  • Java Script must be enabled to use the calculator.
  • Liquid fertilizer users only – If your fertilizer’s labeling includes Net Weight and Liquid Volume, enter that information at the top of the form.
  • In the Mixing Units box enter the quantity of fertilizer to be mixed with 1 US Gallon (3785ml) of water.
  • In the Guaranteed Analysis column, enter the percentage figures from the guaranteed analysis on your fertilizer label. If Nitrogen isn’t broken down by type on your label, enter the total N in any of the three N boxes in the Guaranteed Analysis column.
  • Click the Calculate button.

Click any of the example buttons to fill the form with data for that product, results will be calculated automatically. The mixing units in the examples are those for the widely used 8M-16B-0G formula, you can edit them or any other inputs then click the Calculate button to recalculate the profile.

This ppm or that ppm
If you’ve tried to reconcile the elemental parts per million (ppm) shown in the nutrient profiles with metered TDS ppm figures, you’re probably pulling your hair out by now. In order to avoid confusing the two, it’s important to distinguish between their contexts when the term ppm is being used. For more details about TDS/EC metering and how it relates to GH Flora nutrient profiles, see this Cal-O-Rama article (Cal is for calibration).

This page provides a common language spoken by all fertilizer solutions and a way to mix them for growing cannabis hydroponically. Sometimes referred to as the Lucas formula, this page explains the true origin of this well known proven formula and the project that led to its discovery.

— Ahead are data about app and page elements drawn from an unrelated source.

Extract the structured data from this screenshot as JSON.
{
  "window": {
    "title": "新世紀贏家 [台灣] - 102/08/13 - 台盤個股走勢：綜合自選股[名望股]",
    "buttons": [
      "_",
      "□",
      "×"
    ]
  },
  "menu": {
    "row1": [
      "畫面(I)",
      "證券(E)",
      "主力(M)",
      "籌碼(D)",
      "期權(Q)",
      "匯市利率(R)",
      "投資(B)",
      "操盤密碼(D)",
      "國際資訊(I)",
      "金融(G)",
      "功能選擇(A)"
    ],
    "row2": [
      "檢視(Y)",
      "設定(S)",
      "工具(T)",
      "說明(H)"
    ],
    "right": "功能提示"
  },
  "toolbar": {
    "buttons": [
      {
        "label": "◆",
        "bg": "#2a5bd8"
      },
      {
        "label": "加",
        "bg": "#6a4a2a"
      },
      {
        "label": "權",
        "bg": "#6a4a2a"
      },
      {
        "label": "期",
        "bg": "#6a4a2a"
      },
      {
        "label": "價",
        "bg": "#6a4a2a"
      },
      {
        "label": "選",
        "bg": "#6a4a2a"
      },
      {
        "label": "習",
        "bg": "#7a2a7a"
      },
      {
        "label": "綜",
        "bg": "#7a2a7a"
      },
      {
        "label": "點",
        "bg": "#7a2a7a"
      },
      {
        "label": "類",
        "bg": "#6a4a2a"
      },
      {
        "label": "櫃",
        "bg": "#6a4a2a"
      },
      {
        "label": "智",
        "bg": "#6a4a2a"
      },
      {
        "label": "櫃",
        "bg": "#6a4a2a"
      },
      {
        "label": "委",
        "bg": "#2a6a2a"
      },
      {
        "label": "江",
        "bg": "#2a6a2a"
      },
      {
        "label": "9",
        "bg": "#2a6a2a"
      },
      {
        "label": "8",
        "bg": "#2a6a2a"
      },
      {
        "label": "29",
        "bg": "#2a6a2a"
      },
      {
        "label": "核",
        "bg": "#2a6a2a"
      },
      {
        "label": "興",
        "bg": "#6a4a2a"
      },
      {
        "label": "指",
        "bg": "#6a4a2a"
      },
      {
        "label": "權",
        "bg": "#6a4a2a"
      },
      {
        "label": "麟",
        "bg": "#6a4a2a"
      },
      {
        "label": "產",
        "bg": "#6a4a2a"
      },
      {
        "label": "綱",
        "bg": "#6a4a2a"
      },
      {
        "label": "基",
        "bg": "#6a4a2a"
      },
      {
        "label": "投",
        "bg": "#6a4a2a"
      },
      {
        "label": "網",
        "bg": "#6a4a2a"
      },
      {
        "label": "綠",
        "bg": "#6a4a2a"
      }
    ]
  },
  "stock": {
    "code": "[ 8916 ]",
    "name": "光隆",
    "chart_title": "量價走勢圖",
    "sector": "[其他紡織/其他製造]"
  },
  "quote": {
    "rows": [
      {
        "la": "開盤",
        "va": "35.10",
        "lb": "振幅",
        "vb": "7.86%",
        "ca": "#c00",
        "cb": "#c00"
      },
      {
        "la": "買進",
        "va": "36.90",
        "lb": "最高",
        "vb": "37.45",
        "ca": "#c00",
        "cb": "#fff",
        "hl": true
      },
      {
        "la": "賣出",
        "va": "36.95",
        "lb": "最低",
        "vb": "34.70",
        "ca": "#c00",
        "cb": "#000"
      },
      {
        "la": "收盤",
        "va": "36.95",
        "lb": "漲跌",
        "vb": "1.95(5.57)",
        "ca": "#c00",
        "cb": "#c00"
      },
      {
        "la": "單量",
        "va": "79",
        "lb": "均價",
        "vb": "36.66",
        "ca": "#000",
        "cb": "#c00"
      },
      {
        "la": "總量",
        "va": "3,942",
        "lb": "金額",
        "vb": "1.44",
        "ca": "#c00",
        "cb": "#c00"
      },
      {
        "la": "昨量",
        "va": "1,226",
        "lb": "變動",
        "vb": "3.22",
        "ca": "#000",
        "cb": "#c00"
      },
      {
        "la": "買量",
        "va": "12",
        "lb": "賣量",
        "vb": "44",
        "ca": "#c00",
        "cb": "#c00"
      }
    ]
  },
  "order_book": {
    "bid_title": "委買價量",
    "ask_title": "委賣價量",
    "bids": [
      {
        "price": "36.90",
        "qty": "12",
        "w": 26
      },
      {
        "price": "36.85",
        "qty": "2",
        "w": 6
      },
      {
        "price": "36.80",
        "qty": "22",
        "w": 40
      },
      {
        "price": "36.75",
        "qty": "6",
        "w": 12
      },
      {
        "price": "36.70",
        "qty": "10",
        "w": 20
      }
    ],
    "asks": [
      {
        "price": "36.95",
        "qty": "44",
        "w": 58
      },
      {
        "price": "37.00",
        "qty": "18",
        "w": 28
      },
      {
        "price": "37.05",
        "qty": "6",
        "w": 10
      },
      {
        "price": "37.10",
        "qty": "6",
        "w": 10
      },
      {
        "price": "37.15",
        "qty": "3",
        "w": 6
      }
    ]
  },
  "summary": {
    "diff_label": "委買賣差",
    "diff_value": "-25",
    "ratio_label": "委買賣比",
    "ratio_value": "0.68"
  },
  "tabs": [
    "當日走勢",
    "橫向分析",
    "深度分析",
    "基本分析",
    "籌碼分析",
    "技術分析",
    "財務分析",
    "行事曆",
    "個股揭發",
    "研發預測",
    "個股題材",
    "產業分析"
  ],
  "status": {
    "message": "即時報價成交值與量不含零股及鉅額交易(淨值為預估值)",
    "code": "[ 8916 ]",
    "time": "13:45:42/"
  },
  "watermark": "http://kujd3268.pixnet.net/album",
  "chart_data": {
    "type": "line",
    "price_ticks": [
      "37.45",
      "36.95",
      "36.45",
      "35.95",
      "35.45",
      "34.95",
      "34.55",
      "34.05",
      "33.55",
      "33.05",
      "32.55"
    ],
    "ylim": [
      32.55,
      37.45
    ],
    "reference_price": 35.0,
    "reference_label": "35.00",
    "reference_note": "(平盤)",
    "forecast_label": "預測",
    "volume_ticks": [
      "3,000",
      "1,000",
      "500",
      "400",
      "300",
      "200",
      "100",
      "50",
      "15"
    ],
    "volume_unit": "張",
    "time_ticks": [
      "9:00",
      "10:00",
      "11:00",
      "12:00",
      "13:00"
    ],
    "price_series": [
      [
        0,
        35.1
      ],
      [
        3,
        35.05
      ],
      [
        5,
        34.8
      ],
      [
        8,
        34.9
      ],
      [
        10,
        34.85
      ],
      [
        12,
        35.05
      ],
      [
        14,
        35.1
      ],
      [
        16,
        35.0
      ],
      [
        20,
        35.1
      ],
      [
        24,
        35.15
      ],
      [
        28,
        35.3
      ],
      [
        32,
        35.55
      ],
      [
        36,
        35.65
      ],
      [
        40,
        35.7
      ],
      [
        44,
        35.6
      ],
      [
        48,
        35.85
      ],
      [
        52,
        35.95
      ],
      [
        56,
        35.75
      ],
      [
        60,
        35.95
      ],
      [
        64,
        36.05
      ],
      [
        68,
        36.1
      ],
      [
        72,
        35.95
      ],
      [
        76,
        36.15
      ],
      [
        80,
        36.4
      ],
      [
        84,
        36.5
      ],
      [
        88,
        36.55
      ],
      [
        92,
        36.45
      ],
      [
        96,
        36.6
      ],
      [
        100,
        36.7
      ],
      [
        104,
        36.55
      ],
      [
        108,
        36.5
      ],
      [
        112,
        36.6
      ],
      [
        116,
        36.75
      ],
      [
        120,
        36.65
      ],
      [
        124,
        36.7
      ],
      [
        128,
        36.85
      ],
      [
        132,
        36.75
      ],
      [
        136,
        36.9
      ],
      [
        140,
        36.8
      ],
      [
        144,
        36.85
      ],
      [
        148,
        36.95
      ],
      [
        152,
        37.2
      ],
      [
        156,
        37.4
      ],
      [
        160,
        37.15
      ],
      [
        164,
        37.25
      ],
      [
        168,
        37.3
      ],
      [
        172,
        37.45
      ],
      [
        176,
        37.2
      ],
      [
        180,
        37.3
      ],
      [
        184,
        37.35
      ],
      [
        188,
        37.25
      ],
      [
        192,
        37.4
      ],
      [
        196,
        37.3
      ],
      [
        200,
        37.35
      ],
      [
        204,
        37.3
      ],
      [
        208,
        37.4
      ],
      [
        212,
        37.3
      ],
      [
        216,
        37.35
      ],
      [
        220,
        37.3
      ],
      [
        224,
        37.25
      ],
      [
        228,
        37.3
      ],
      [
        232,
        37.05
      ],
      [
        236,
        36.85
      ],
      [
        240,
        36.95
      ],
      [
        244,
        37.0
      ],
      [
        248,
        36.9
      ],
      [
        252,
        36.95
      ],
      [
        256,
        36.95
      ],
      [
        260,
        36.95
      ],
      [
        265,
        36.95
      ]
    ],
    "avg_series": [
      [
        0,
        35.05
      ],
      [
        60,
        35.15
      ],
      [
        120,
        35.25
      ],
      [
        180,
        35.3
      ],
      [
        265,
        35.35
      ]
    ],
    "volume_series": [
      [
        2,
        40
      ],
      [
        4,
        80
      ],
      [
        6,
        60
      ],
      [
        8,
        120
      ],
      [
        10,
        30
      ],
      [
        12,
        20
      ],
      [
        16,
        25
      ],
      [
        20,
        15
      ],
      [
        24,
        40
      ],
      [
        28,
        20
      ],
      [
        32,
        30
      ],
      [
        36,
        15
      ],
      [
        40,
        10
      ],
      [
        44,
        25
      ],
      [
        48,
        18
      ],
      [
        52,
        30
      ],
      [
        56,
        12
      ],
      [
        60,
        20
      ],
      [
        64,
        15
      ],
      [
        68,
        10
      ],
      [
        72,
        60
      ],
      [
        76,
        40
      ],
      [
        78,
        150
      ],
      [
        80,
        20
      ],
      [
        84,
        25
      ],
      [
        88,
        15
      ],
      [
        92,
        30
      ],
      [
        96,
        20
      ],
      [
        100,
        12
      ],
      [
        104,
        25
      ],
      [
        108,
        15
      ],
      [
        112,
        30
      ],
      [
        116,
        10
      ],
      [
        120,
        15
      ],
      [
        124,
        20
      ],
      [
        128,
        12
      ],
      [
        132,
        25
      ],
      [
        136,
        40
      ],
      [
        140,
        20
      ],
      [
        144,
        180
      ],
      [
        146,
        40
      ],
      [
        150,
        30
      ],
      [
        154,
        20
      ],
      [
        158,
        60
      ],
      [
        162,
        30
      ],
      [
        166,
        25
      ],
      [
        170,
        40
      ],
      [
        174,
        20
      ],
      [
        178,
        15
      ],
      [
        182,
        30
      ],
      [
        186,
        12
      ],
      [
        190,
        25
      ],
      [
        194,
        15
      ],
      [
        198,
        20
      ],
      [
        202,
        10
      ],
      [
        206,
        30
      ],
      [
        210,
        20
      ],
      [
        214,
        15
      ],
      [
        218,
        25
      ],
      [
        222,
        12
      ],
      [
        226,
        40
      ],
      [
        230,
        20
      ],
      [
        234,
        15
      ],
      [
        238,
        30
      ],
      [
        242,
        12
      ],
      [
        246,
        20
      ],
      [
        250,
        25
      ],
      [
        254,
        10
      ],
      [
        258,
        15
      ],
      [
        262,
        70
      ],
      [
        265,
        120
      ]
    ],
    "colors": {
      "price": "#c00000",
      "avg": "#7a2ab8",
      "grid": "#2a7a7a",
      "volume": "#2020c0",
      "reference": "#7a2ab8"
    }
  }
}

Emphasis is placed on the benefits of avoiding generic formula substitutes found on fetilizer labels for one more specific to cannabis.